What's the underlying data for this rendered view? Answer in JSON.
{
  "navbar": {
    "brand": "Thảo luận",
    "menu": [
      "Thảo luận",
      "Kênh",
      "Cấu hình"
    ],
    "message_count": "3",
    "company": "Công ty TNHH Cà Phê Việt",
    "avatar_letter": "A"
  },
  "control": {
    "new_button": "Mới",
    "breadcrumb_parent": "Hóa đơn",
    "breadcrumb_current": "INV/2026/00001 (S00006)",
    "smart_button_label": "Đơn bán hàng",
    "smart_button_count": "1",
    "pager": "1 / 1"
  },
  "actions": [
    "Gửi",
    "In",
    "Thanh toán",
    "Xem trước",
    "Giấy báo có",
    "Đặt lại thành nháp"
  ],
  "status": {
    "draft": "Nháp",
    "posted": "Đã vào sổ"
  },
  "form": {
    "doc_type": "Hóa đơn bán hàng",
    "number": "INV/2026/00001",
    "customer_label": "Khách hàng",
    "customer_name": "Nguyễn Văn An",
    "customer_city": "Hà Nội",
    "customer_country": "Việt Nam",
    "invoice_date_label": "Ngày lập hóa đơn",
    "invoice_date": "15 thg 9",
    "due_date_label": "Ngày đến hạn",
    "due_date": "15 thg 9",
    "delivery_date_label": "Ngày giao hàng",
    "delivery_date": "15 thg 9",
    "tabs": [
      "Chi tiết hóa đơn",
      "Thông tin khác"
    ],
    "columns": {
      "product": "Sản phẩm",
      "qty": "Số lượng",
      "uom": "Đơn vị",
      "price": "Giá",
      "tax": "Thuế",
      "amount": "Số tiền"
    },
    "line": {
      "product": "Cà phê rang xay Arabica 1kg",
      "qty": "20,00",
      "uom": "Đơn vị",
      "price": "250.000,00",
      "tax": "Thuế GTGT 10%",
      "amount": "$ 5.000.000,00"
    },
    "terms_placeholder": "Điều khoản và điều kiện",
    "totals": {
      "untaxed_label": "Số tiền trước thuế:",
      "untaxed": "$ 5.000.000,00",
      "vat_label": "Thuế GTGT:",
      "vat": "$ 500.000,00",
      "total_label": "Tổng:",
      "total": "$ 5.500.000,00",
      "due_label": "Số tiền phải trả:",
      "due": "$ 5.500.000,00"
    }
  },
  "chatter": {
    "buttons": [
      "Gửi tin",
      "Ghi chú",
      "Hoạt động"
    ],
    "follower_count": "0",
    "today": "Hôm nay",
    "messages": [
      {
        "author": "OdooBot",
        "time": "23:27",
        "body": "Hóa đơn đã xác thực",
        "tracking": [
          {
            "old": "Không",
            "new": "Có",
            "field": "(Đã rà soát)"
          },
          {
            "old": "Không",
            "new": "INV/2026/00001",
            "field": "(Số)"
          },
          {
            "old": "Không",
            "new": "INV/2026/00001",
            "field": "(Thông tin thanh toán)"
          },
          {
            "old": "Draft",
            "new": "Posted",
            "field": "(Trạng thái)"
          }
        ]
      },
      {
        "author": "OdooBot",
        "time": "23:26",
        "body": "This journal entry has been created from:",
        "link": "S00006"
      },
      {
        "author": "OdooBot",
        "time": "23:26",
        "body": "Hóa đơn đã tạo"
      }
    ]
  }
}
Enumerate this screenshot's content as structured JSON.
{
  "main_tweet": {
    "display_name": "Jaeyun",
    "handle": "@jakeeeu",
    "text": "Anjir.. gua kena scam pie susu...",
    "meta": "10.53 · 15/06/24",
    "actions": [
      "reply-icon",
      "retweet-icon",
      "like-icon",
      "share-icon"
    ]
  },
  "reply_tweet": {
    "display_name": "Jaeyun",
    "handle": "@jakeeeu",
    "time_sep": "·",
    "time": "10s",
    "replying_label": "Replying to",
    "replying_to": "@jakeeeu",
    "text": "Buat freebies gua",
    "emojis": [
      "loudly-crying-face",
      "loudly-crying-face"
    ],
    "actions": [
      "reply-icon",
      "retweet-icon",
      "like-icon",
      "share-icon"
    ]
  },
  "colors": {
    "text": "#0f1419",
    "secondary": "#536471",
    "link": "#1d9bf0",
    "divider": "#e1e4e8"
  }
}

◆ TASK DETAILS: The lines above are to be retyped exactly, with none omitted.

◆ YOUR RESPONSE:
What's the underlying data for this rendered view? Answer in JSON.
{
  "navbar": {
    "brand": "Thảo luận",
    "menu": [
      "Thảo luận",
      "Kênh",
      "Cấu hình"
    ],
    "message_count": "3",
    "company": "Công ty TNHH Cà Phê Việt",
    "avatar_letter": "A"
  },
  "control": {
    "new_button": "Mới",
    "breadcrumb_parent": "Hóa đơn",
    "breadcrumb_current": "INV/2026/00001 (S00006)",
    "smart_button_label": "Đơn bán hàng",
    "smart_button_count": "1",
    "pager": "1 / 1"
  },
  "actions": [
    "Gửi",
    "In",
    "Thanh toán",
    "Xem trước",
    "Giấy báo có",
    "Đặt lại thành nháp"
  ],
  "status": {
    "draft": "Nháp",
    "posted": "Đã vào sổ"
  },
  "form": {
    "doc_type": "Hóa đơn bán hàng",
    "number": "INV/2026/00001",
    "customer_label": "Khách hàng",
    "customer_name": "Nguyễn Văn An",
    "customer_city": "Hà Nội",
    "customer_country": "Việt Nam",
    "invoice_date_label": "Ngày lập hóa đơn",
    "invoice_date": "15 thg 9",
    "due_date_label": "Ngày đến hạn",
    "due_date": "15 thg 9",
    "delivery_date_label": "Ngày giao hàng",
    "delivery_date": "15 thg 9",
    "tabs": [
      "Chi tiết hóa đơn",
      "Thông tin khác"
    ],
    "columns": {
      "product": "Sản phẩm",
      "qty": "Số lượng",
      "uom": "Đơn vị",
      "price": "Giá",
      "tax": "Thuế",
      "amount": "Số tiền"
    },
    "line": {
      "product": "Cà phê rang xay Arabica 1kg",
      "qty": "20,00",
      "uom": "Đơn vị",
      "price": "250.000,00",
      "tax": "Thuế GTGT 10%",
      "amount": "$ 5.000.000,00"
    },
    "terms_placeholder": "Điều khoản và điều kiện",
    "totals": {
      "untaxed_label": "Số tiền trước thuế:",
      "untaxed": "$ 5.000.000,00",
      "vat_label": "Thuế GTGT:",
      "vat": "$ 500.000,00",
      "total_label": "Tổng:",
      "total": "$ 5.500.000,00",
      "due_label": "Số tiền phải trả:",
      "due": "$ 5.500.000,00"
    }
  },
  "chatter": {
    "buttons": [
      "Gửi tin",
      "Ghi chú",
      "Hoạt động"
    ],
    "follower_count": "0",
    "today": "Hôm nay",
    "messages": [
      {
        "author": "OdooBot",
        "time": "23:27",
        "body": "Hóa đơn đã xác thực",
        "tracking": [
          {
            "old": "Không",
            "new": "Có",
            "field": "(Đã rà soát)"
          },
          {
            "old": "Không",
            "new": "INV/2026/00001",
            "field": "(Số)"
          },
          {
            "old": "Không",
            "new": "INV/2026/00001",
            "field": "(Thông tin thanh toán)"
          },
          {
            "old": "Draft",
            "new": "Posted",
            "field": "(Trạng thái)"
          }
        ]
      },
      {
        "author": "OdooBot",
        "time": "23:26",
        "body": "This journal entry has been created from:",
        "link": "S00006"
      },
      {
        "author": "OdooBot",
        "time": "23:26",
        "body": "Hóa đơn đã tạo"
      }
    ]
  }
}
Enumerate this screenshot's content as structured JSON.
{
  "main_tweet": {
    "display_name": "Jaeyun",
    "handle": "@jakeeeu",
    "text": "Anjir.. gua kena scam pie susu...",
    "meta": "10.53 · 15/06/24",
    "actions": [
      "reply-icon",
      "retweet-icon",
      "like-icon",
      "share-icon"
    ]
  },
  "reply_tweet": {
    "display_name": "Jaeyun",
    "handle": "@jakeeeu",
    "time_sep": "·",
    "time": "10s",
    "replying_label": "Replying to",
    "replying_to": "@jakeeeu",
    "text": "Buat freebies gua",
    "emojis": [
      "loudly-crying-face",
      "loudly-crying-face"
    ],
    "actions": [
      "reply-icon",
      "retweet-icon",
      "like-icon",
      "share-icon"
    ]
  },
  "colors": {
    "text": "#0f1419",
    "secondary": "#536471",
    "link": "#1d9bf0",
    "divider": "#e1e4e8"
  }
}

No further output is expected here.